Gov Northam and the General Assembly Should Delay These Bills

Last week the Virginia Municipal League (VML), representing the Commonwealth’s city, town and county governments, urged Governor Ralph Northam to delay legislation imposing new costs and unfunded mandates on them. They argued that the economic recession and uncertainty created by the COVID-19 pandemic have made both prohibitive.

What needs to be done doesn’t stop at the VML’s recommendations alone, which were limited to items having an impact on local government functions. League Executive Director Michelle Gowdy correctly notes that local “revenue from commercial properties are at risk as small local businesses closedown. Whether these companies can hang on until the Coronavirus runs its course is unknown.”
Those local businesses feed local governments with taxes and salaried employees who also pay taxes.
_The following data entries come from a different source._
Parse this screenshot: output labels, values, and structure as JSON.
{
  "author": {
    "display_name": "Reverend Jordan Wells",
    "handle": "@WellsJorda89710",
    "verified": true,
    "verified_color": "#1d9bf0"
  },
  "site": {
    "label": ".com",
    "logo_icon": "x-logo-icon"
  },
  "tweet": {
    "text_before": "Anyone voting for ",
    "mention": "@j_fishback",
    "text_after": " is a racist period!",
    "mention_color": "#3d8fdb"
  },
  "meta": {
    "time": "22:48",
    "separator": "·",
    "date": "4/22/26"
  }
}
If their cost to operate rises so high that they cannot continue – they die and take their local tax revenue with them.
Nor is the VML alone. This week, a coalition of small business-dominated trade associations, the Coalition for a Strong Virginia Economy, issued a similar letter to the Governor. They not only endorsed the VML position of delaying the minimum wage increase and collective, but outlined other new burdens that should be delayed so Virginia’s economy can get up and running.
A review of a few of these bills demonstrates what the impact will be:
  • Minimum Wage Increase: One of the issues raised by both groups, the bill on the Governor’s desk raises the minimum wage by 31 percent in just the first year, starting nine months from now. Raising the minimum also has the effect of pushing up other wages. The problem is that when you raise the cost of creating something, you get less of it. That includes creating and restoring jobs at precisely the time we need them most. Small and mid-sized businesses will have to decide between hiring back fewer people, reducing benefits, or just going out of business.
  • Collective Bargaining: VML and the Coalition were likely persuaded by econometric studies demonstrating the increased costs from collective bargaining would have amounted to $3.5 billion to $7.4 billion in 2014 alone. With 2.7 million Virginia taxpayers, the simple math shows an added cost to families of thousands of dollars. 
  • Rising Construction Cost:   Two additional bills would raise the cost of public construction projects.   Project Labor Agreements (PLAs) discourage nonunion contractors and subcontractors (98 percent of Virginia’s construction industry) from competing to build taxpayer-funded projects. A study comparing school construction projects demonstrates that PLAs raise school construction costs rise 18 percent. They particularly impact non-union minority contractors, which is why the National Black Chamber of Commerce opposes them.

Raising wages on public projects to nonmarket rates has been shown to raise costs in Michigan by $127 million per year, and by $158 million per year in Illinois. Part of getting out of the recession will include spending funds on necessary public projects, but when costs rise, less people are employed, and taxpayers spend more to get less for their money.

Article credit: The Jefferson Journal